While Governor Jindal continues to bankrupt the State, Mayor Roy has spent the last six years building back Alexandria without increasing taxes. While Republicans in Louisiana clamor for the need to eliminate taxes for “job creators,” while shifting the tax burden to the poor and the middle class, under Mayor Roy’s leadership, Alexandria has become one of the best places in the country to find a job and one of the top twenty places in the country to retire, maintaining an unemployment rate that has always been under the national average, even during the height of the recession, and property values that have remained relatively steady, despite the collapse in the housing market. Alexandria has also been repeatedly recognized by National Geographic as one of the country’s top “wilderness towns,” because of its immediate access to exceptional wildlife destinations. During the last six years, there hasn’t been a single elected executive official in Louisiana who can even remotely compete with his track record.

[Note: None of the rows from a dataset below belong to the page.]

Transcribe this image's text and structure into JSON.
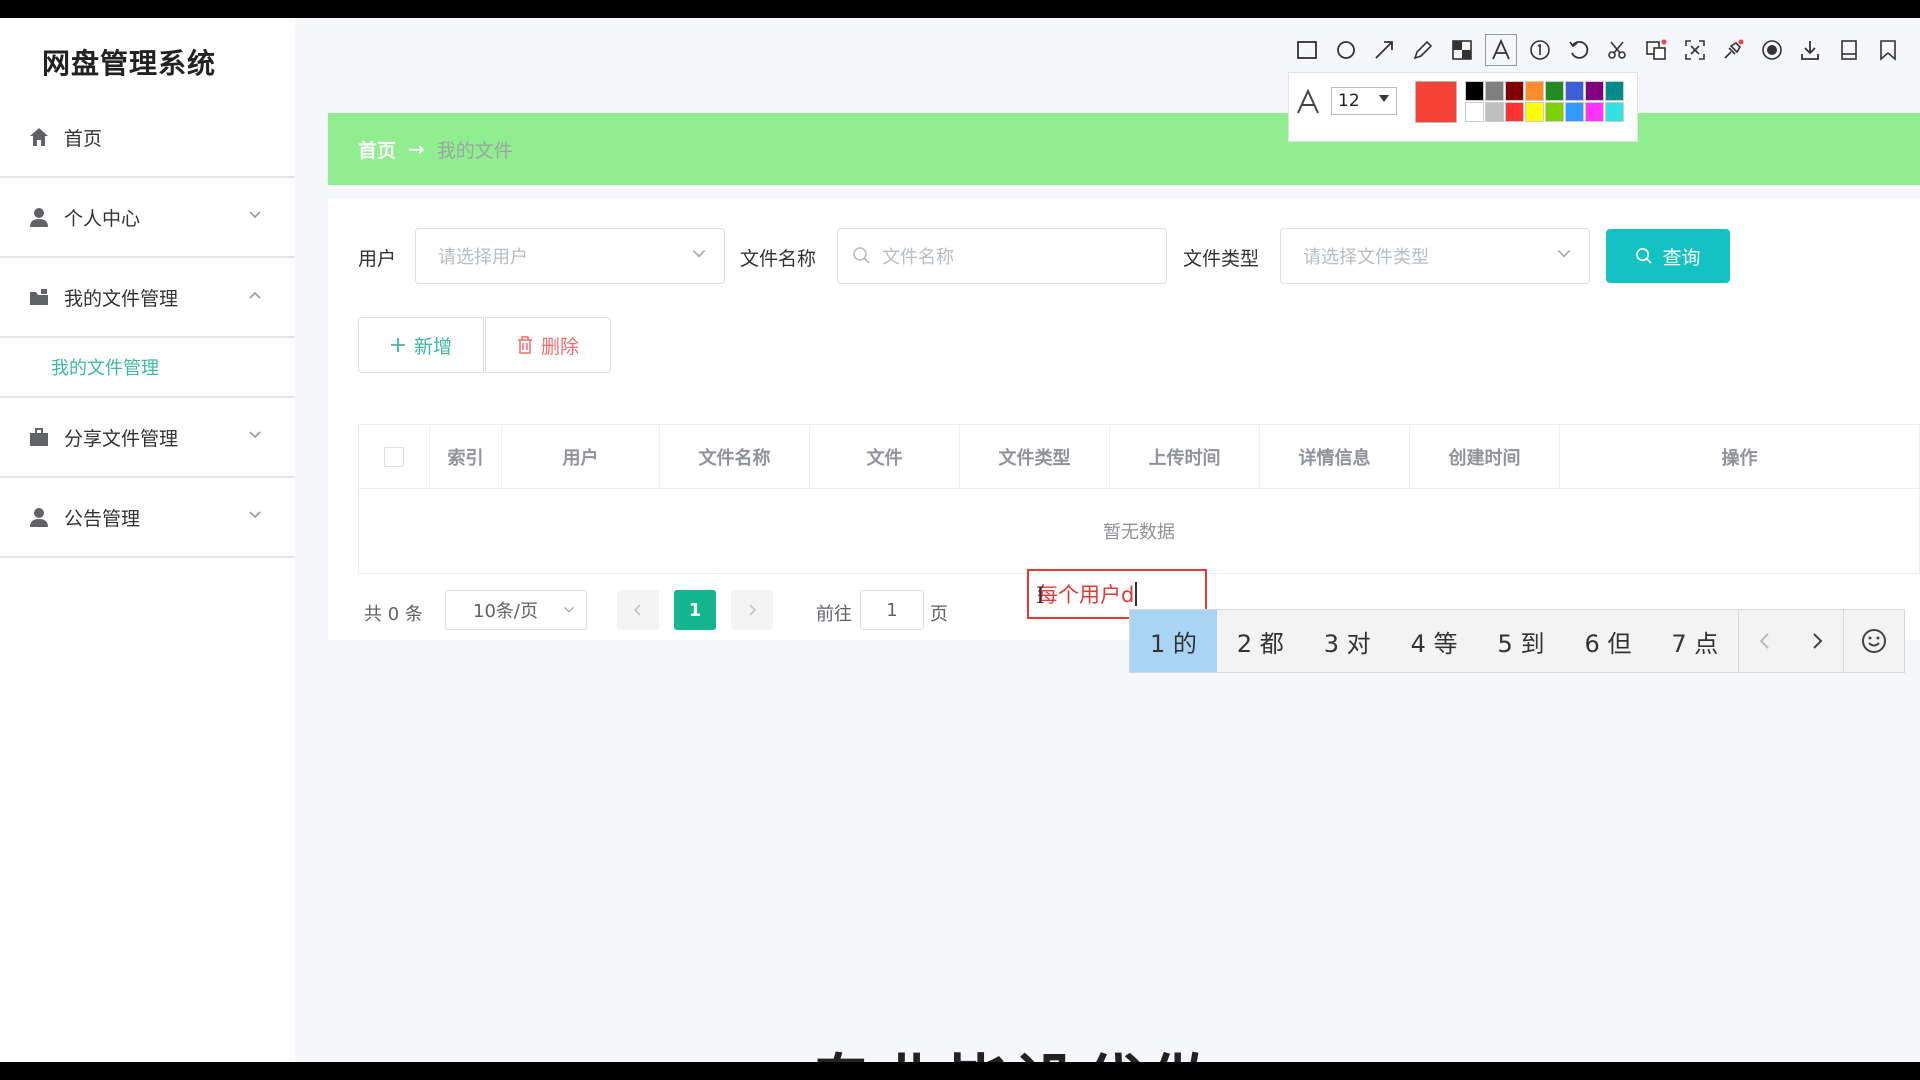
{
  "app": {
    "title": "网盘管理系统"
  },
  "sidebar": {
    "items": [
      {
        "label": "首页",
        "icon": "home-icon"
      },
      {
        "label": "个人中心",
        "icon": "user-icon"
      },
      {
        "label": "我的文件管理",
        "icon": "folder-icon",
        "expanded": true
      },
      {
        "label": "我的文件管理"
      },
      {
        "label": "分享文件管理",
        "icon": "briefcase-icon"
      },
      {
        "label": "公告管理",
        "icon": "user-icon"
      }
    ]
  },
  "breadcrumb": {
    "home": "首页",
    "arrow": "→",
    "current": "我的文件"
  },
  "search": {
    "user_label": "用户",
    "user_placeholder": "请选择用户",
    "filename_label": "文件名称",
    "filename_placeholder": "文件名称",
    "filetype_label": "文件类型",
    "filetype_placeholder": "请选择文件类型",
    "query_label": "查询"
  },
  "actions": {
    "add_label": "新增",
    "delete_label": "删除"
  },
  "table": {
    "columns": [
      "索引",
      "用户",
      "文件名称",
      "文件",
      "文件类型",
      "上传时间",
      "详情信息",
      "创建时间",
      "操作"
    ],
    "empty_text": "暂无数据"
  },
  "pagination": {
    "total": "共 0 条",
    "page_size": "10条/页",
    "current_page": "1",
    "goto_label": "前往",
    "goto_value": "1",
    "page_suffix": "页"
  },
  "annotation": {
    "text": "每个用户d"
  },
  "ime": {
    "candidates": [
      "1 的",
      "2 都",
      "3 对",
      "4 等",
      "5 到",
      "6 但",
      "7 点"
    ]
  },
  "toolbar": {
    "icons": [
      "rectangle-icon",
      "circle-icon",
      "arrow-icon",
      "pencil-icon",
      "mosaic-icon",
      "text-icon",
      "number-icon",
      "undo-icon",
      "cut-icon",
      "translate-icon",
      "ocr-icon",
      "pin-icon",
      "record-icon",
      "download-icon",
      "save-icon",
      "bookmark-icon"
    ],
    "font_size": "12",
    "active_color": "#f44336",
    "palette": [
      "#000000",
      "#808080",
      "#800000",
      "#ff8c2a",
      "#228b22",
      "#3a5fd9",
      "#800080",
      "#008b8b",
      "#ffffff",
      "#c0c0c0",
      "#ff3333",
      "#ffff00",
      "#7fd000",
      "#3399ff",
      "#ff33ff",
      "#33e0e0"
    ]
  },
  "subtitle": {
    "text": "专业毕设代做"
  },
  "colors": {
    "accent": "#13c2c2",
    "breadcrumb_bg": "#90ee90",
    "active_menu": "#3cb9a0",
    "danger": "#f56c6c"
  }
}
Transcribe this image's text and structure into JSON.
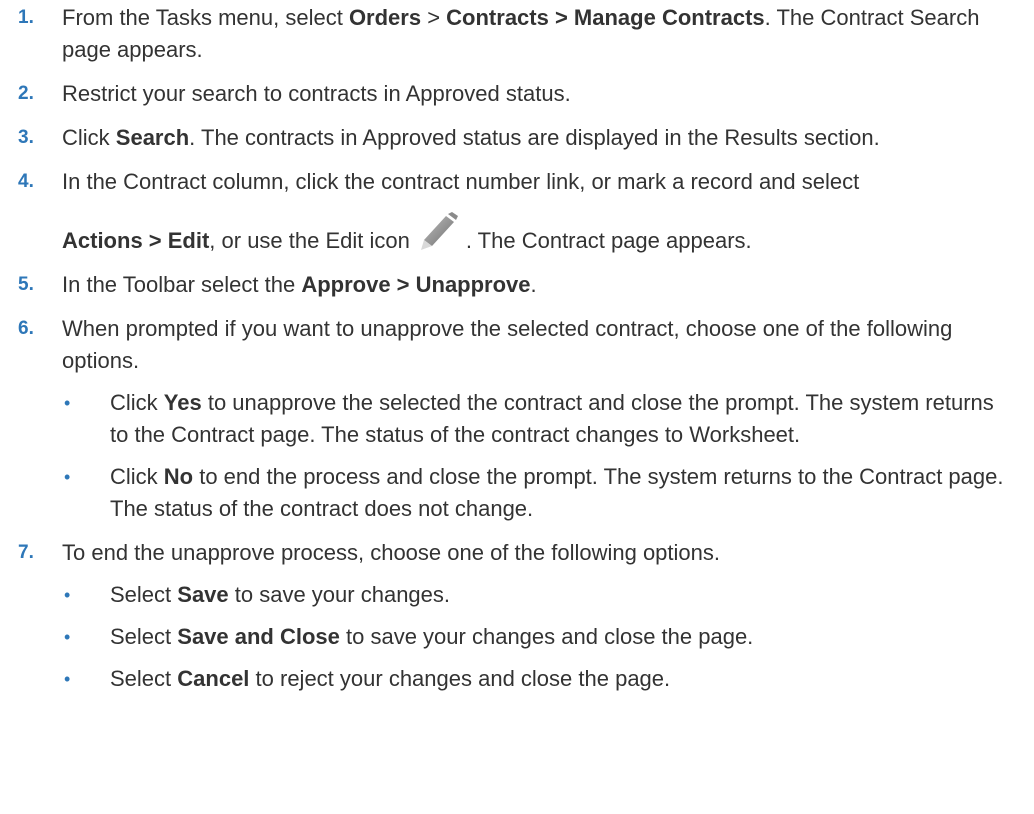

Jacques Roy may not be a household name in Louisiana yet, but trust me on this, soon, he will be.